(Beginning of TASK MATERIAL)

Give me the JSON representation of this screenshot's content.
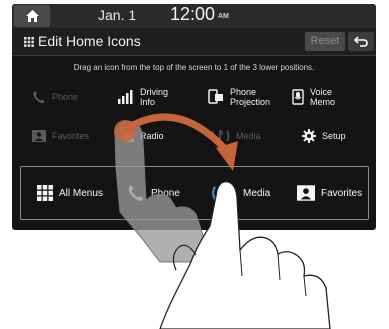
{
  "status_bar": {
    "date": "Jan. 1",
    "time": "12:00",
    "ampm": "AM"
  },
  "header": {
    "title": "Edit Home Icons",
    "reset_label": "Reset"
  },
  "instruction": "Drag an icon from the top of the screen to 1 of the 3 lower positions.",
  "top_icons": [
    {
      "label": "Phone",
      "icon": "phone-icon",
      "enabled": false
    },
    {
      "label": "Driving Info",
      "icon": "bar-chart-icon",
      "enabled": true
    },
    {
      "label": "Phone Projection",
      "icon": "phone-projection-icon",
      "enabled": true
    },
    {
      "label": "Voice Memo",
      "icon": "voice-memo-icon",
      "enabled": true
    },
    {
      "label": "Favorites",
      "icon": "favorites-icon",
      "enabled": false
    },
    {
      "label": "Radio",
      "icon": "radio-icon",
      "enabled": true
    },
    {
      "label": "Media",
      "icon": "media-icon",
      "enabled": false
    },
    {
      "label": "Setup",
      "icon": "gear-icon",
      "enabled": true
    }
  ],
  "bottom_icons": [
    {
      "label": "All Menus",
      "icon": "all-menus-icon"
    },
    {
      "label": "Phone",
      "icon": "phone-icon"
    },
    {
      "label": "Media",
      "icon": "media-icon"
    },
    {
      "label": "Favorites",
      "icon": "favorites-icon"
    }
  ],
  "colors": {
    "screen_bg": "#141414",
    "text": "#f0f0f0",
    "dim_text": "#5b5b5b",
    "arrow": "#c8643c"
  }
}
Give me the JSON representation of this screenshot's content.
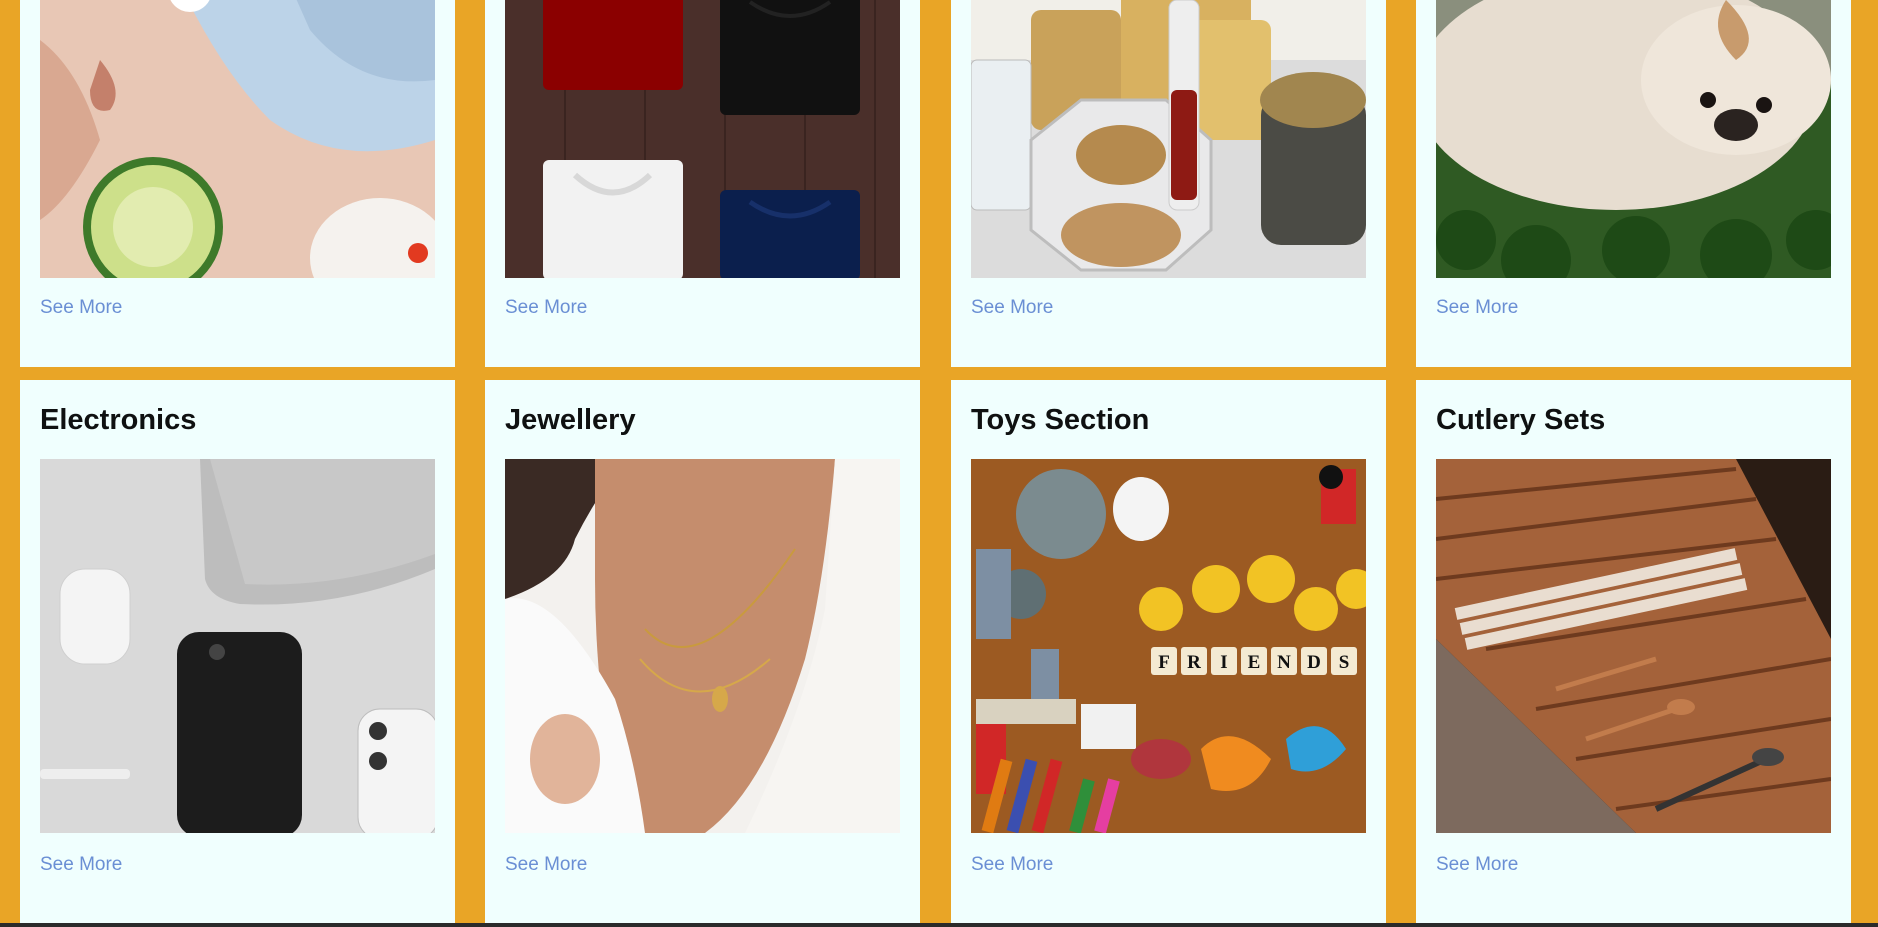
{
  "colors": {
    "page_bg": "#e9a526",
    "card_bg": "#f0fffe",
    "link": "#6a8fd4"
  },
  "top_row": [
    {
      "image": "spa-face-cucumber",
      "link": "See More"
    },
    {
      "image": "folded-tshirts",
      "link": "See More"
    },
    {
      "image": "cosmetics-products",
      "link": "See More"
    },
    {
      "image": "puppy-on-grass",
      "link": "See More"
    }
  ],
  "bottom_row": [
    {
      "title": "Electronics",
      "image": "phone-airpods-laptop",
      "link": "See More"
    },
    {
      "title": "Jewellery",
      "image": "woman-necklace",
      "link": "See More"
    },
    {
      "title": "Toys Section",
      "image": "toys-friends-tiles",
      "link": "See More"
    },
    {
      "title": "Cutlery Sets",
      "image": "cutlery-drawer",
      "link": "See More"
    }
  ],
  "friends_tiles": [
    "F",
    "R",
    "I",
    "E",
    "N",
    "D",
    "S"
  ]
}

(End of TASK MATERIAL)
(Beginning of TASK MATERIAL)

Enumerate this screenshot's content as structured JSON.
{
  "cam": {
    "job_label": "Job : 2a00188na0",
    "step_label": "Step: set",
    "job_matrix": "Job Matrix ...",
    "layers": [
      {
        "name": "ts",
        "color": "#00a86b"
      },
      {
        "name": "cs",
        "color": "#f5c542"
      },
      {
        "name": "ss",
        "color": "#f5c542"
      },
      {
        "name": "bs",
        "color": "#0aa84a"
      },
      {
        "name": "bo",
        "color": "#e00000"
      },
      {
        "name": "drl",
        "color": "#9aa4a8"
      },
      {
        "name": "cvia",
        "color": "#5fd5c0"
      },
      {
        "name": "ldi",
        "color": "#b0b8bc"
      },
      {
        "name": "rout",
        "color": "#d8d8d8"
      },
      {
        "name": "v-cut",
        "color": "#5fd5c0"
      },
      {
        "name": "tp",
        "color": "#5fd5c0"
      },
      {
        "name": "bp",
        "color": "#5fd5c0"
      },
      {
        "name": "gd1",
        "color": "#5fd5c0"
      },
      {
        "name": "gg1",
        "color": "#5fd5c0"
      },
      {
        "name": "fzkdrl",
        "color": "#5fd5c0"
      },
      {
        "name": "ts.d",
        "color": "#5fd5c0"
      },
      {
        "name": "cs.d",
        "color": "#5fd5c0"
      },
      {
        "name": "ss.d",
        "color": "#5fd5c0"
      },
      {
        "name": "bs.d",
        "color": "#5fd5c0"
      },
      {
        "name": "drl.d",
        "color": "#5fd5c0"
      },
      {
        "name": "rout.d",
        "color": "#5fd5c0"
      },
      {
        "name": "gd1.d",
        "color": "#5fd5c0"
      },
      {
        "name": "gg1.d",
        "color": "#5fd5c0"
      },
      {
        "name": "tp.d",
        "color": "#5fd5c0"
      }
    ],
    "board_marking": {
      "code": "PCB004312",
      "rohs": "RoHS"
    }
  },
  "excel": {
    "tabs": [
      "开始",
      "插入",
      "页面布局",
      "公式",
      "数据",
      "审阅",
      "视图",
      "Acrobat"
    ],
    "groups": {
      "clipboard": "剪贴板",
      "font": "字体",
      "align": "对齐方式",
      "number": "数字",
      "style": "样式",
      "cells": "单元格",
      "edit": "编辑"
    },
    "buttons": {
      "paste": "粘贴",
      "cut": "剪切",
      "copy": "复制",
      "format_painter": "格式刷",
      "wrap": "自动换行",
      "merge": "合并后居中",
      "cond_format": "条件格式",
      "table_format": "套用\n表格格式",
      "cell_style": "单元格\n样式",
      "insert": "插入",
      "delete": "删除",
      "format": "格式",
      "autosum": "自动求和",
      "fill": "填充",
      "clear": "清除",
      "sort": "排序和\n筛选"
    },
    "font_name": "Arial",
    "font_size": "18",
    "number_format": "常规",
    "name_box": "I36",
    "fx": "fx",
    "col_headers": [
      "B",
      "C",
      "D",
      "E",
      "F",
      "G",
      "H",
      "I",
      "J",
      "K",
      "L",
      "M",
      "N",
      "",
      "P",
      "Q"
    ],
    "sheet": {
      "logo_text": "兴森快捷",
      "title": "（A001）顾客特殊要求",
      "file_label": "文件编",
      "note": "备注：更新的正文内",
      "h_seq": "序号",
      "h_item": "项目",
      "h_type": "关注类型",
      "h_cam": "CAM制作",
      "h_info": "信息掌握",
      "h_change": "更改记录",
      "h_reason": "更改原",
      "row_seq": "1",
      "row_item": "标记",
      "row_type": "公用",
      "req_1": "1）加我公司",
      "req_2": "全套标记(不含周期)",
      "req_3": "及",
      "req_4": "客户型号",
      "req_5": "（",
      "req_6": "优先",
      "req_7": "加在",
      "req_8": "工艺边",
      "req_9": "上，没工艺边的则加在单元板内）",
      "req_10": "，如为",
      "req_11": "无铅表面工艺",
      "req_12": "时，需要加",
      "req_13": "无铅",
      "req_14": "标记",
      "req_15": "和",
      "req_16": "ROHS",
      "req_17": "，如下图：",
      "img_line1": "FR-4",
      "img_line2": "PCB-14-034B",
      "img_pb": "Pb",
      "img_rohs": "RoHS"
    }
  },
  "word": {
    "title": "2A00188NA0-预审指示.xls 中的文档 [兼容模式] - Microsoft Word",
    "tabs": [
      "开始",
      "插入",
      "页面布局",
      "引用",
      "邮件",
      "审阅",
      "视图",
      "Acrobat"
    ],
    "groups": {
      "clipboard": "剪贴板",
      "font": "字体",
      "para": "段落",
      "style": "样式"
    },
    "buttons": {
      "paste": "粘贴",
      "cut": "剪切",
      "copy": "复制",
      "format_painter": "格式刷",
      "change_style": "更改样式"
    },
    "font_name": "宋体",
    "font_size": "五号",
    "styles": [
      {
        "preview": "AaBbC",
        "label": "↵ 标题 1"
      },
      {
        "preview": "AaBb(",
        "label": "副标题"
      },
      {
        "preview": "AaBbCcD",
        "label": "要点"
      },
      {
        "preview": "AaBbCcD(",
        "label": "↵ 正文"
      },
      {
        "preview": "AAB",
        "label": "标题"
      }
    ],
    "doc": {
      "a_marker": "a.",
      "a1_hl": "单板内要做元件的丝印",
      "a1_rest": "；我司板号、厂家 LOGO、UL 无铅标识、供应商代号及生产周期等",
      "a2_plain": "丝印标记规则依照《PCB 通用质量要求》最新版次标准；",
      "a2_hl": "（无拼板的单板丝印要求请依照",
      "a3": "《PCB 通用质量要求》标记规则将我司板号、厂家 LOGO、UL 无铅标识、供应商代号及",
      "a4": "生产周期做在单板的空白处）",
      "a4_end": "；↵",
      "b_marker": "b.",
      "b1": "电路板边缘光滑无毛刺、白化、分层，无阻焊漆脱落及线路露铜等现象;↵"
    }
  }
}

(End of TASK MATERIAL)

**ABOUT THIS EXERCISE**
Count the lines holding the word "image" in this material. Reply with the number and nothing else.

**RESULT OF THE EXERCISE**
8